* WORK ITEM:
Lines with the string "products" are to be identified in the listing and copied.

* * * * * * * * *

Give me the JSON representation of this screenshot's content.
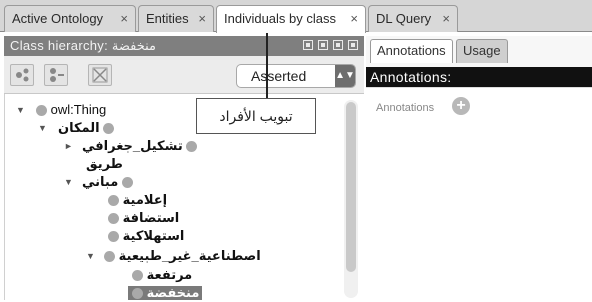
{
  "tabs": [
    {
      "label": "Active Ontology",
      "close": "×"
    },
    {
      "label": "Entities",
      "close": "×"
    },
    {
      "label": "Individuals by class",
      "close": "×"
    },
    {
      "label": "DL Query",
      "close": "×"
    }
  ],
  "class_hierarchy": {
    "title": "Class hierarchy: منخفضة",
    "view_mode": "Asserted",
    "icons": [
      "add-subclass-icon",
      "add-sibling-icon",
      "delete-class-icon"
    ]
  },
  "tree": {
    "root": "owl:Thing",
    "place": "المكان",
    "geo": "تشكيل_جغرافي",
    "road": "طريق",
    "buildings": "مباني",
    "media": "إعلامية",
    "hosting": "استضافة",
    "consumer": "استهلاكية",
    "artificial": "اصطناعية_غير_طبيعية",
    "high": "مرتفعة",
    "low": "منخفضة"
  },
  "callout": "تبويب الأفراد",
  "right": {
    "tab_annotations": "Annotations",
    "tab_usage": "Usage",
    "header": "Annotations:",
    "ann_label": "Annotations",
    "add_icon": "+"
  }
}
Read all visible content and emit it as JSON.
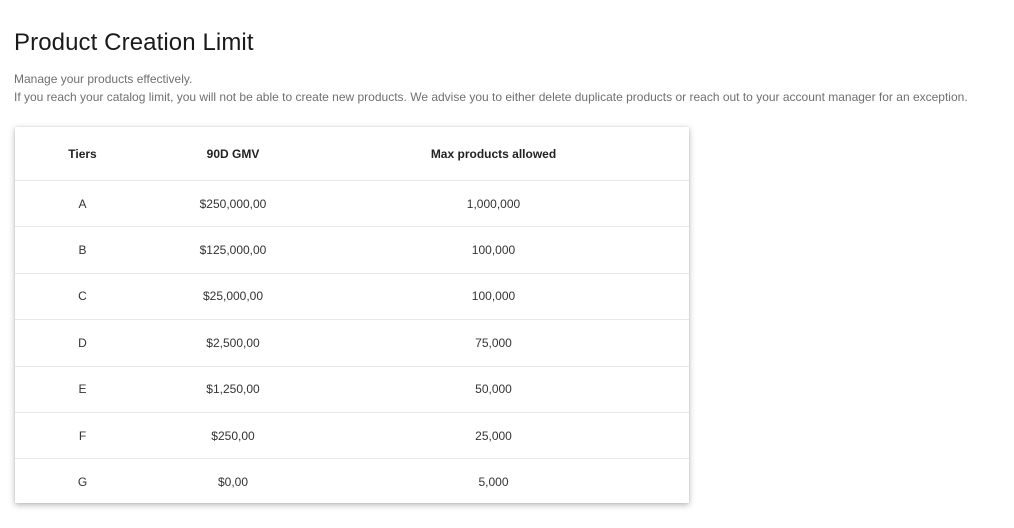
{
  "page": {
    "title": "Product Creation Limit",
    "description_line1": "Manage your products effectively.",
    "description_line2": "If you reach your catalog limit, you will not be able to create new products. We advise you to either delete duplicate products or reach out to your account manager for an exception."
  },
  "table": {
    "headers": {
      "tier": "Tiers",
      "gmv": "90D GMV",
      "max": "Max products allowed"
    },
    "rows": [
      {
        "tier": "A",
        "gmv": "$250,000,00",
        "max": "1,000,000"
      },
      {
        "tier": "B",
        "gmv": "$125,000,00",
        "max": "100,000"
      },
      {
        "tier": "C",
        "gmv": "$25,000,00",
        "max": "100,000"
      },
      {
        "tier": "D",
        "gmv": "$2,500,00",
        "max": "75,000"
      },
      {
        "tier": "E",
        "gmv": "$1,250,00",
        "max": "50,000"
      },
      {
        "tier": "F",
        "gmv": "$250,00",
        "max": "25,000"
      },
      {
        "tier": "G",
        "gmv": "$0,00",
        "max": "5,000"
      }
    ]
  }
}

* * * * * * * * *

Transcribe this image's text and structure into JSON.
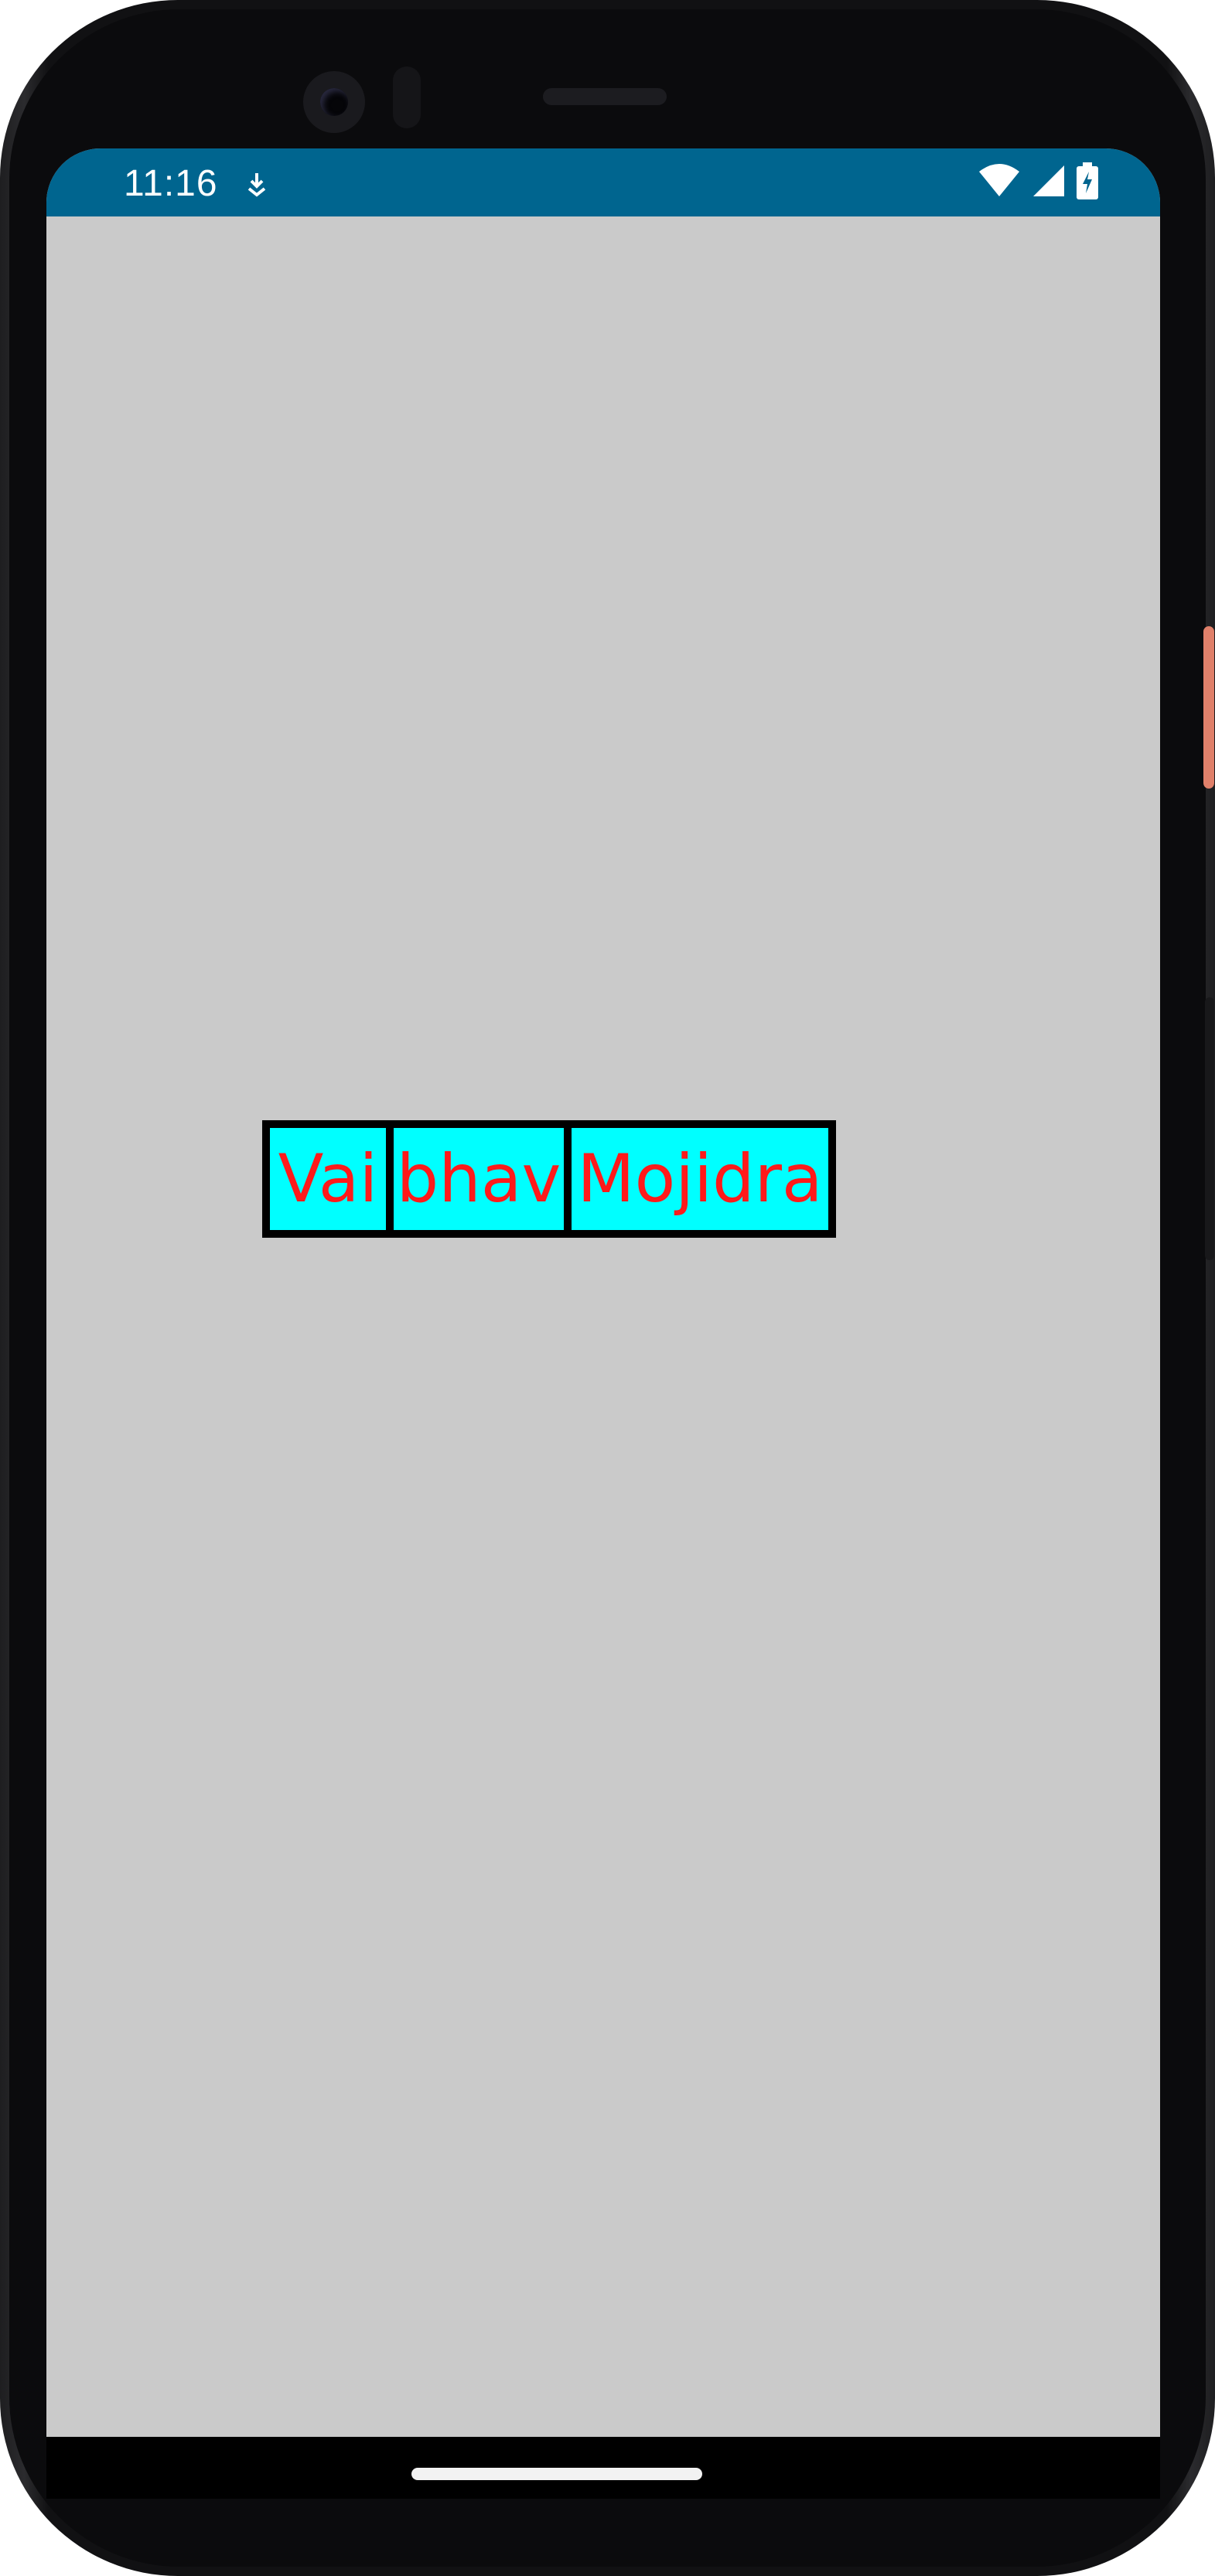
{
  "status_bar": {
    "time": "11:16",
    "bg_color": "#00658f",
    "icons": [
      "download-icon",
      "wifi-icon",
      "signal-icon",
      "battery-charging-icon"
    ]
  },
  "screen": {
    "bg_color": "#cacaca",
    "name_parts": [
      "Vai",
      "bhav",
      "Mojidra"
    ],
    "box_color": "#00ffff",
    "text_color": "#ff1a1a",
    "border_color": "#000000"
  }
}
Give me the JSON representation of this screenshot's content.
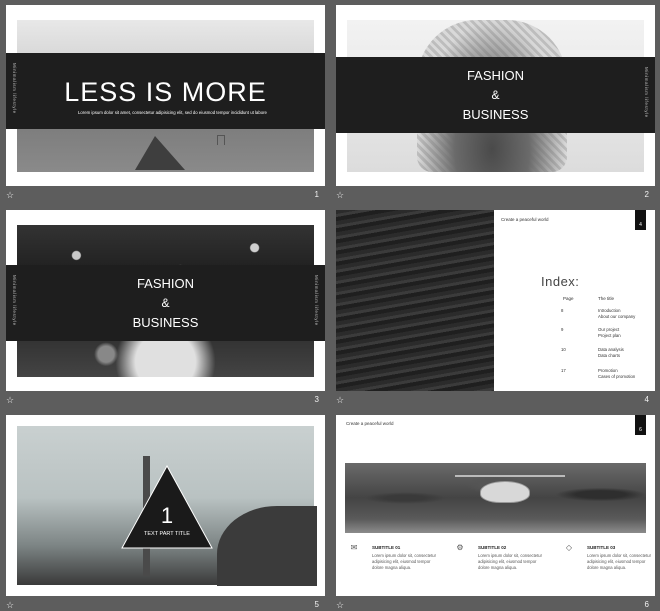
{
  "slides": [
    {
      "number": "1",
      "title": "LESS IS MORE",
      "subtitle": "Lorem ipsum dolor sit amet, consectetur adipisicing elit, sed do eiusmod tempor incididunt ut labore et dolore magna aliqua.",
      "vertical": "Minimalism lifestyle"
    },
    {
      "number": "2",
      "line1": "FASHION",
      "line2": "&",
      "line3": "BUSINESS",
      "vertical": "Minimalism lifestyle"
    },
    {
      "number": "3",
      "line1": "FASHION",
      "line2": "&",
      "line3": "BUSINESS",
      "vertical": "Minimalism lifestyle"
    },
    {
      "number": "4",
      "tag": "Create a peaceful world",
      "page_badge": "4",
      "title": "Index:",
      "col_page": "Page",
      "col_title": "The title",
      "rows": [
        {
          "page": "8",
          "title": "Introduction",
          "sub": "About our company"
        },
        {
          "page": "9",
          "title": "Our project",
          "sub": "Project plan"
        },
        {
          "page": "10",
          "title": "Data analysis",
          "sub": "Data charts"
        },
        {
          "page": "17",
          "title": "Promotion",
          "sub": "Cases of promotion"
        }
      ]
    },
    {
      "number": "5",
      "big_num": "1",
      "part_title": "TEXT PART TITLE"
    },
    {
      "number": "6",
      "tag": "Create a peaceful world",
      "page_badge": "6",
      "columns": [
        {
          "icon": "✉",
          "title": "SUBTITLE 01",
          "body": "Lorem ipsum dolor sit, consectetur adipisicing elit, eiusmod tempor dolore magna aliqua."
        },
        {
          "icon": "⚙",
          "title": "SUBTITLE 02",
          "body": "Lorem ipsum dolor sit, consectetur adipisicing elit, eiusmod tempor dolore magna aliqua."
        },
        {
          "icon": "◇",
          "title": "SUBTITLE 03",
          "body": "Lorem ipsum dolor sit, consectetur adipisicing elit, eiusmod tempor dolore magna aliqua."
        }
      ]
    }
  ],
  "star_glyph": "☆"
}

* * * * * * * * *

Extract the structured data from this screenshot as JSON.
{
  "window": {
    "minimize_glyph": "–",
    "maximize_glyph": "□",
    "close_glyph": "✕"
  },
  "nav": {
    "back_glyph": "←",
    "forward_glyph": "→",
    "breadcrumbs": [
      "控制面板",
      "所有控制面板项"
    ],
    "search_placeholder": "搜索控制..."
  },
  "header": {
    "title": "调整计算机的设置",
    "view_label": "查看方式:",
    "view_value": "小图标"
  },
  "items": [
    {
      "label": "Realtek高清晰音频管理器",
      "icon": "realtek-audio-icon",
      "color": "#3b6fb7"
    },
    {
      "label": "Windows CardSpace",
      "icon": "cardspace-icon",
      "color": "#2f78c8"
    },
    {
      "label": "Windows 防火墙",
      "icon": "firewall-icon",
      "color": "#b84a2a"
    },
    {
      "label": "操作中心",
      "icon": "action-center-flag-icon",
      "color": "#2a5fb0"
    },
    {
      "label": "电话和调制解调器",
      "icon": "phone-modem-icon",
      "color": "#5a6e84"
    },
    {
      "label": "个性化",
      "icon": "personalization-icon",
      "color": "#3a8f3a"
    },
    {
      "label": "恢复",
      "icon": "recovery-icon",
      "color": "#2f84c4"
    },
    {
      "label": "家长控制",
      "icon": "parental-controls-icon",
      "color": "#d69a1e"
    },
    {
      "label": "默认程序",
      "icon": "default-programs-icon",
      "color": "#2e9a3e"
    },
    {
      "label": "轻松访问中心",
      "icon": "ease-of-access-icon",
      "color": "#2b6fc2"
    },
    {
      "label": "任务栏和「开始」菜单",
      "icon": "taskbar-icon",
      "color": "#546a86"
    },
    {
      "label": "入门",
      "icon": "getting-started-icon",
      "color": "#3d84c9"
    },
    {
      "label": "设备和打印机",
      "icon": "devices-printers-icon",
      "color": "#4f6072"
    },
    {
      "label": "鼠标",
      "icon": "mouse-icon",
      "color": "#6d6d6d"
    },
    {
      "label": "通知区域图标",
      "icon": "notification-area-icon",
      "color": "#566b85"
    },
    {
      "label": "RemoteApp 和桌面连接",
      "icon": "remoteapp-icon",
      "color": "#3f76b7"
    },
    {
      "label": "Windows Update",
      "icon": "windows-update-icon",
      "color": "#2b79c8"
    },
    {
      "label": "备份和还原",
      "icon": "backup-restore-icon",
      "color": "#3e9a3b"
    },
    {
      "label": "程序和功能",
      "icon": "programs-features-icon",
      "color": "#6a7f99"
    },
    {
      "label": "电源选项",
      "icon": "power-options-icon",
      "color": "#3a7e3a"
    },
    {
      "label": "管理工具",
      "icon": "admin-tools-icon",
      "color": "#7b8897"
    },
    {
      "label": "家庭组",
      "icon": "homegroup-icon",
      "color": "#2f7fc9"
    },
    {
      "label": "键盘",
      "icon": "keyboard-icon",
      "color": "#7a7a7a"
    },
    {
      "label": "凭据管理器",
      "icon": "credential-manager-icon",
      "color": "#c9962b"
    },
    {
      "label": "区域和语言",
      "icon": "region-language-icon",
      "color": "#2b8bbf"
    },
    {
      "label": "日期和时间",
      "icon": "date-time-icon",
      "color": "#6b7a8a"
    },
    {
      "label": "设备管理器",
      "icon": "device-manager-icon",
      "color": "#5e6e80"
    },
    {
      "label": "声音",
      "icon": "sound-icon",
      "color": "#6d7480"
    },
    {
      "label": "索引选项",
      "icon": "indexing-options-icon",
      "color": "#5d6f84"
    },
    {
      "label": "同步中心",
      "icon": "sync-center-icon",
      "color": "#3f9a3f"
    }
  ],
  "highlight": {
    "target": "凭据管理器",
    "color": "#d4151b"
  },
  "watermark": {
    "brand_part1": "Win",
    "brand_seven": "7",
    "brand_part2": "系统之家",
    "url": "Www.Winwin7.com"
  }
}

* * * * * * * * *

* ANSWER SECTION:
    "description_line1": "Manage your products effectively.",
    "description_line2": "If you reach your catalog limit, you will not be able to create new products. We advise you to either delete duplicate products or reach out to your account manager for an exception."
      "max": "Max products allowed"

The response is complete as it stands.